Any list of influential female artists is likely to include Georgia O’Keefe, Frida Kahlo and Mary Cassat, but many other women have produced profound and powerful work without the same name recognition. Upper school Art History students can now add seven more women to the list, after reading an acclaimed book and exchanging insights with its author, Booklist critic Donna Seaman.
Seaman’s biographical anthology, “Identity Unknown: Rediscovering Seven American Women Artists,” delves into the lives of lesser-known American artists Lousie Nevelson, Gertrude Abercrombie, Lois Mailou Jones, Joan Brown, Ree Morton, Lenore Tawney and Christina Ramberg. She discussed the work of each one via teleconference with Mark Luce’s students on Wednesday, May 9, and said she found their questions “smart and sensitive,” and their observations “important and astute.”
Each student chose an artist to study and discuss. Prompted by their questions, Seaman explained how Ramberg’s Cubist- and Surrealist-inspired paintings depicted her military upbringing and her belief that by attaining strength in beauty, women become powerful. She told them Brown’s whimsical paintings were inspired by her own life, “which was a radical act for a woman at the time because she was saying she was as interesting as any man.” She explained how Jones helped lead the art world to recognize the strength and beauty of African-American art, and why Abercrombie’s reputation as a party girl and “Queen of the Bohemian Artists” was at odds with her inner loneliness and solitude.
Mr. Luce said bringing in subject-area experts like Seaman gives students new perspectives on what they learn in the classroom and opportunities to apply critical thinking skills.

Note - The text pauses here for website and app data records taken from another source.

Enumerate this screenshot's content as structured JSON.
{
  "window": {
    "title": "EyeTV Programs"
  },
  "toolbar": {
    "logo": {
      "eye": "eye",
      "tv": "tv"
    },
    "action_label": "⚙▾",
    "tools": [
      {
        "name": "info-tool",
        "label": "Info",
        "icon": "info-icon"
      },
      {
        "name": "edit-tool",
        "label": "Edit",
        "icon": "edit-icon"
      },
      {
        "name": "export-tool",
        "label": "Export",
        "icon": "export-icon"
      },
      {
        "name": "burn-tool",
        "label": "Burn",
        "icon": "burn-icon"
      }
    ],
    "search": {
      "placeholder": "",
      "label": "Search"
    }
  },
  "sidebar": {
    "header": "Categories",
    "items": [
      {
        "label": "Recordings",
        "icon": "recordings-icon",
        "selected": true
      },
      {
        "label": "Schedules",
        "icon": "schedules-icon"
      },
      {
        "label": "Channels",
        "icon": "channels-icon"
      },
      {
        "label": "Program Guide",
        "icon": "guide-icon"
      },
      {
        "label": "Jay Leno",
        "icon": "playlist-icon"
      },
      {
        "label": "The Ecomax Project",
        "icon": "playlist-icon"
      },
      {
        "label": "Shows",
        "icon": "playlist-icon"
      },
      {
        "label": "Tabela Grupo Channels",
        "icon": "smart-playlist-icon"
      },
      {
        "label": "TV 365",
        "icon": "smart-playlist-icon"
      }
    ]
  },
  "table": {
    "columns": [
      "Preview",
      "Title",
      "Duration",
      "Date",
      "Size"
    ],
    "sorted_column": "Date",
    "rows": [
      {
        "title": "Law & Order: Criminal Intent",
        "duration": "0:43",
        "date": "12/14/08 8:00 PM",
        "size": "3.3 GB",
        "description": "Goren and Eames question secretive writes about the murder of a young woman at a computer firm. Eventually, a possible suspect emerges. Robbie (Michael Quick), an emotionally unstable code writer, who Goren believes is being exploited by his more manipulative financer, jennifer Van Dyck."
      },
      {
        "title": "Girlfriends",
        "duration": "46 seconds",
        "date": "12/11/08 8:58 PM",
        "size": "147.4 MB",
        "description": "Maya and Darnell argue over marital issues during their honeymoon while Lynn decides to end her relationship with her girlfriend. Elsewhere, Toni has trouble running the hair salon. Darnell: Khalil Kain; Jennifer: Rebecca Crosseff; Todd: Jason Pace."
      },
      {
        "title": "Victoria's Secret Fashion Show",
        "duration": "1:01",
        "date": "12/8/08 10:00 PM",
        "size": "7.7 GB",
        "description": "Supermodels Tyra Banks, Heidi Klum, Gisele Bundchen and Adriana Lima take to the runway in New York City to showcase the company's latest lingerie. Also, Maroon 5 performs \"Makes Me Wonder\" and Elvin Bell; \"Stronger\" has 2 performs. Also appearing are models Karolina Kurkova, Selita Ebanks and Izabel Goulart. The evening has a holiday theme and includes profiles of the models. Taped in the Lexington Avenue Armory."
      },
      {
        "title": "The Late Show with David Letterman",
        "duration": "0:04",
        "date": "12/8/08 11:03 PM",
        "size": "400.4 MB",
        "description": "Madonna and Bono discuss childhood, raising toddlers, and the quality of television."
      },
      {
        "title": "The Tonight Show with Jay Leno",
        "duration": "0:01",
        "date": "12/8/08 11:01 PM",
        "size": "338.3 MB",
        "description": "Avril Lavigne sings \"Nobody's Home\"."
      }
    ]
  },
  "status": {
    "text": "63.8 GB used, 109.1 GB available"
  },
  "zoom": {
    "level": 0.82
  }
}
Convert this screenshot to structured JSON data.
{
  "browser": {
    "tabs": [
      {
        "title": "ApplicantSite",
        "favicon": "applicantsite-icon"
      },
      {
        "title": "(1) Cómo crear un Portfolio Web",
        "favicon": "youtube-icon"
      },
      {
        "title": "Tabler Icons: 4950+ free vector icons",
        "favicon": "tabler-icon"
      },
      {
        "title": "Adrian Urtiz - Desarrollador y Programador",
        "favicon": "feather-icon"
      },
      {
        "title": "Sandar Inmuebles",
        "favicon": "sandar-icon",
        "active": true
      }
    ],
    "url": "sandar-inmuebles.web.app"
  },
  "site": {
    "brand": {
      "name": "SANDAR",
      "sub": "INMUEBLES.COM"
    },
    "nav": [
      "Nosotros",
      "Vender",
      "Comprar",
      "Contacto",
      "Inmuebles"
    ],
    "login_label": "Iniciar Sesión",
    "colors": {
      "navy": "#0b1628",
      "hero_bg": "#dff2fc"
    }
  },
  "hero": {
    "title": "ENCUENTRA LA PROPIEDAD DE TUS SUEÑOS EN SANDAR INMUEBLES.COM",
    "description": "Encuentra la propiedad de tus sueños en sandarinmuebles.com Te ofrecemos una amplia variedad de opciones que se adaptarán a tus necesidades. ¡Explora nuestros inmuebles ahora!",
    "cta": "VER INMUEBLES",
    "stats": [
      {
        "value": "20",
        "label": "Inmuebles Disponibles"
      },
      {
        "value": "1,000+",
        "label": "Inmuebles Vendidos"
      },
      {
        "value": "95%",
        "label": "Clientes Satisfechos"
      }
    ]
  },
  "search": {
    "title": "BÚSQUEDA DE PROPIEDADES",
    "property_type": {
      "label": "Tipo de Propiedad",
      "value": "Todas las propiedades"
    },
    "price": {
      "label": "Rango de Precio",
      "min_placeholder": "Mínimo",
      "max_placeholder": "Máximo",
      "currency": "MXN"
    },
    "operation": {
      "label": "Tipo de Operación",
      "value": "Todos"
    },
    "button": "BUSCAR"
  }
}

“The students were able to translate what they had read and presented into sophisticated analysis of the artists and excellent questions for Donna. This type of interaction with authors and artists not only enhances student learning, but it also reminds them of how the art canon’s construction never rests solely on merit.”